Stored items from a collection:
•••

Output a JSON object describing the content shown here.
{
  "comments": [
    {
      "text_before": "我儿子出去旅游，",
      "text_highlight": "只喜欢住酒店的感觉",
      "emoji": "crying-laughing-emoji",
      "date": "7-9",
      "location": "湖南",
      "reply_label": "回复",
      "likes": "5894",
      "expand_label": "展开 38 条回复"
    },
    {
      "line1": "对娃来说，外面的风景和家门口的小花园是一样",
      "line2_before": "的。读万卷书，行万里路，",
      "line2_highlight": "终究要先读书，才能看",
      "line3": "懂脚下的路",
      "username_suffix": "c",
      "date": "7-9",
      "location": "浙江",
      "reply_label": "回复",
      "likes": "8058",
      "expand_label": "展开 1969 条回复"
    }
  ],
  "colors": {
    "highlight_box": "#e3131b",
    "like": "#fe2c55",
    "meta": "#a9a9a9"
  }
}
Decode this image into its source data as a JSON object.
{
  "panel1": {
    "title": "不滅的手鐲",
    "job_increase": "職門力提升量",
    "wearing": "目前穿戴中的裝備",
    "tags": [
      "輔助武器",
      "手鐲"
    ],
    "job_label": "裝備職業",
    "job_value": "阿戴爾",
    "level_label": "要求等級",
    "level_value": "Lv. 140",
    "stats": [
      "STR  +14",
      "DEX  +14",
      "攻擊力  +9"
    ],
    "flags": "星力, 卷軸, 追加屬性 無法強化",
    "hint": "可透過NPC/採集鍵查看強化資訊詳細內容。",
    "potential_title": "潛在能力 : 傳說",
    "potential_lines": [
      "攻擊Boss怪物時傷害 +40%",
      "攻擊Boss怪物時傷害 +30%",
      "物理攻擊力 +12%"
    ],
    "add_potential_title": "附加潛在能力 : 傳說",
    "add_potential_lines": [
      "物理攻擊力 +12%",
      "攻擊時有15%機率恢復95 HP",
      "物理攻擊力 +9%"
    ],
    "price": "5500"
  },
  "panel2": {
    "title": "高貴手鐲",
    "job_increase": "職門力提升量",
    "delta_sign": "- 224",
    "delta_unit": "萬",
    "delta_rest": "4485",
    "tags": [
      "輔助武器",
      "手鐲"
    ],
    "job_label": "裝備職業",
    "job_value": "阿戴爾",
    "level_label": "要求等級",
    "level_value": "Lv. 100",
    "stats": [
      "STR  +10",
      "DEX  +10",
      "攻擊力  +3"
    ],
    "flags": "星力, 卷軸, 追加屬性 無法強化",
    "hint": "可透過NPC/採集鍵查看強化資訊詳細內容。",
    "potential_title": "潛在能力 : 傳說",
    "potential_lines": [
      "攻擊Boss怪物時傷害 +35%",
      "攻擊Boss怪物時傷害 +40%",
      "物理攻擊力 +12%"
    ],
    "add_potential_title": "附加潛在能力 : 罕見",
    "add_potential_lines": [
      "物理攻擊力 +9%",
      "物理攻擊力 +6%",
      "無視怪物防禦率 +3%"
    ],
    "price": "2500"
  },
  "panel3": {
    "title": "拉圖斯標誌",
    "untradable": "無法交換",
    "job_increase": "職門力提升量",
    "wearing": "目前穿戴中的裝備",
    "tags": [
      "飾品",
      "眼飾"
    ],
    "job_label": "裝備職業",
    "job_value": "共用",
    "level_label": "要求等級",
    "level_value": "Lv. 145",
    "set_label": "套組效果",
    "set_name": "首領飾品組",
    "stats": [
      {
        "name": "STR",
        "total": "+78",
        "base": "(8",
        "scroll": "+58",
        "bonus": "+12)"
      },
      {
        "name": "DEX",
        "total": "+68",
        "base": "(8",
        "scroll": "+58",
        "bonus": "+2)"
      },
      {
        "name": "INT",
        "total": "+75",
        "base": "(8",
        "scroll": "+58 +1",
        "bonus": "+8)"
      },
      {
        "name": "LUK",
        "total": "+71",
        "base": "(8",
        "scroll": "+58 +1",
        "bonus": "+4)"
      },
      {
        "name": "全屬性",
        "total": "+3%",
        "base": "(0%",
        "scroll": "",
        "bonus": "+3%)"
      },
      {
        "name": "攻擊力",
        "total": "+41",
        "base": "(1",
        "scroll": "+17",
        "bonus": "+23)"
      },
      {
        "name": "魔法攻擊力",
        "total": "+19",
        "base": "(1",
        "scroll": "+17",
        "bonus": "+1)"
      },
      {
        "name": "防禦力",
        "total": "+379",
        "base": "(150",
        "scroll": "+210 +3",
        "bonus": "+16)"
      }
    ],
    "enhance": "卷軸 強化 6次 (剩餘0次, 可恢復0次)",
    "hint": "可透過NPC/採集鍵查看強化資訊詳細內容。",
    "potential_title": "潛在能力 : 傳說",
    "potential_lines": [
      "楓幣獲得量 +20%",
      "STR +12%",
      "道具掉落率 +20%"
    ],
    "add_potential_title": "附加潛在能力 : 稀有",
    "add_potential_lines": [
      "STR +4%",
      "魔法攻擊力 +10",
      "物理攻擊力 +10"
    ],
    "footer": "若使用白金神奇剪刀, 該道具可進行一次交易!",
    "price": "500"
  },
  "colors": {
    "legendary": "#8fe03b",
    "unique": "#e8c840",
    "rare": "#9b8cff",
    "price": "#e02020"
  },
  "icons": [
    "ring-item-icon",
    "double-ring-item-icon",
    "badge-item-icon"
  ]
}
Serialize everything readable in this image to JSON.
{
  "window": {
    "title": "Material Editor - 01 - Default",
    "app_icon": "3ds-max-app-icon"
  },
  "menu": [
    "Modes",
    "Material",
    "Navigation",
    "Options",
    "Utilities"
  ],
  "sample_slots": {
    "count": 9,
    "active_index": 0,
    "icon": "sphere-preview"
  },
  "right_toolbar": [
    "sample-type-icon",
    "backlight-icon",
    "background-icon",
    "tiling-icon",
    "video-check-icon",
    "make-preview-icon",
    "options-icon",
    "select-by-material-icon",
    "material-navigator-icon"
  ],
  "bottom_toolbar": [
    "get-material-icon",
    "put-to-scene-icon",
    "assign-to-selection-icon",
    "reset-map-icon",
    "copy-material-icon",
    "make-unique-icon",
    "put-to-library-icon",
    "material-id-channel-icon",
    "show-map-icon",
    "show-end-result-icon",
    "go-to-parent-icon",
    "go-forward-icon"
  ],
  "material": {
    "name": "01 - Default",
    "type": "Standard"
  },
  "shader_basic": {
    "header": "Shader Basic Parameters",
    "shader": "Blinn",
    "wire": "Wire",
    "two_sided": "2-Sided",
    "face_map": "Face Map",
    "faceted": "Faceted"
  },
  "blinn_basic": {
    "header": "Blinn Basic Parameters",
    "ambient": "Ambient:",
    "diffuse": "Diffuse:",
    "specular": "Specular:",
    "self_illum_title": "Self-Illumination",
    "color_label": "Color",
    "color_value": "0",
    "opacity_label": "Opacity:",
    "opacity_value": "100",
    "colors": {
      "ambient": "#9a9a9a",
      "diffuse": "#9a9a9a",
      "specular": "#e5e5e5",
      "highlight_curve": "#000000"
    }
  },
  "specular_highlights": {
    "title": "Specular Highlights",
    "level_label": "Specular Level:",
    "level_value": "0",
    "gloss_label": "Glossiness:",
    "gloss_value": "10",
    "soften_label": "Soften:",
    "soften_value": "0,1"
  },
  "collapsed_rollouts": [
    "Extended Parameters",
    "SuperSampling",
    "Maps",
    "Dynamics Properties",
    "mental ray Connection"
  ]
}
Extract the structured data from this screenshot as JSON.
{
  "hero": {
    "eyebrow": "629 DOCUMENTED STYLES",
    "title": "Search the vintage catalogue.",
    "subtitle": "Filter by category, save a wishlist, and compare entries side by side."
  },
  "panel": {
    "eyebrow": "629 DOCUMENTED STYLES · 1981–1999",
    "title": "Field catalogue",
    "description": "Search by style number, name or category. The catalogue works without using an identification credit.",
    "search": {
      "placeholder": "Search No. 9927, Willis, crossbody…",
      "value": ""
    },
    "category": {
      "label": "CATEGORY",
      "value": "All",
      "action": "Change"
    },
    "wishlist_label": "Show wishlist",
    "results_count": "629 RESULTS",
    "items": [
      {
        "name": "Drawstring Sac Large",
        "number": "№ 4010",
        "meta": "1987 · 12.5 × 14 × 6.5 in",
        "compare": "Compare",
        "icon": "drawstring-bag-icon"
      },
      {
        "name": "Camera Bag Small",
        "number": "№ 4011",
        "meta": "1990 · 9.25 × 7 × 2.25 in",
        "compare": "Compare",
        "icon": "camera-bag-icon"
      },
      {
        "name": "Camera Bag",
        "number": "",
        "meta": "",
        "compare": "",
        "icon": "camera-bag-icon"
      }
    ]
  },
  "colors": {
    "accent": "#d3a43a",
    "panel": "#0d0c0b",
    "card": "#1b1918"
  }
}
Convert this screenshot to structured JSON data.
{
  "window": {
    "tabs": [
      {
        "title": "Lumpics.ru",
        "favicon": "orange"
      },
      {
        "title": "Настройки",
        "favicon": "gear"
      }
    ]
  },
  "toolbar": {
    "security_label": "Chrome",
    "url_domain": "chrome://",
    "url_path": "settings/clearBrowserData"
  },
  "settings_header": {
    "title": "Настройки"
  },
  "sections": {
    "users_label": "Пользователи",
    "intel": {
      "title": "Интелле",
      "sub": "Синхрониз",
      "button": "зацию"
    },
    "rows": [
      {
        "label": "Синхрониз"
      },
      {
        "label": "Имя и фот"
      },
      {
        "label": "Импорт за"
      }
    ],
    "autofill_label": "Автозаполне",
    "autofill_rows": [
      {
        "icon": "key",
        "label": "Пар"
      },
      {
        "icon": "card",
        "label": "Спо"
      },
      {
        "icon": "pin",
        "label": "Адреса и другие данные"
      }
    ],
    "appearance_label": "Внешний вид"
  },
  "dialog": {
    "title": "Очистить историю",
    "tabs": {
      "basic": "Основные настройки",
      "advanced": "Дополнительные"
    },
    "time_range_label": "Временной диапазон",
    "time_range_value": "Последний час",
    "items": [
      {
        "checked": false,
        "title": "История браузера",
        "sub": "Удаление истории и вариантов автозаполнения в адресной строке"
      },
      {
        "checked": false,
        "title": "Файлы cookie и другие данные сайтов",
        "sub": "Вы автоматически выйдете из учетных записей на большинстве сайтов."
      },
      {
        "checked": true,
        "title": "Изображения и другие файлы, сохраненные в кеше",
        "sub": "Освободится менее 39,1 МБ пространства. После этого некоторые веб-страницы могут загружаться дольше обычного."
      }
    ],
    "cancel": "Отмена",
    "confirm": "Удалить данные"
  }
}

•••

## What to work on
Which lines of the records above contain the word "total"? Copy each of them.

## Task output
        "total": "+78",
        "total": "+68",
        "total": "+75",
        "total": "+71",
        "total": "+3%",
        "total": "+41",
        "total": "+19",
        "total": "+379",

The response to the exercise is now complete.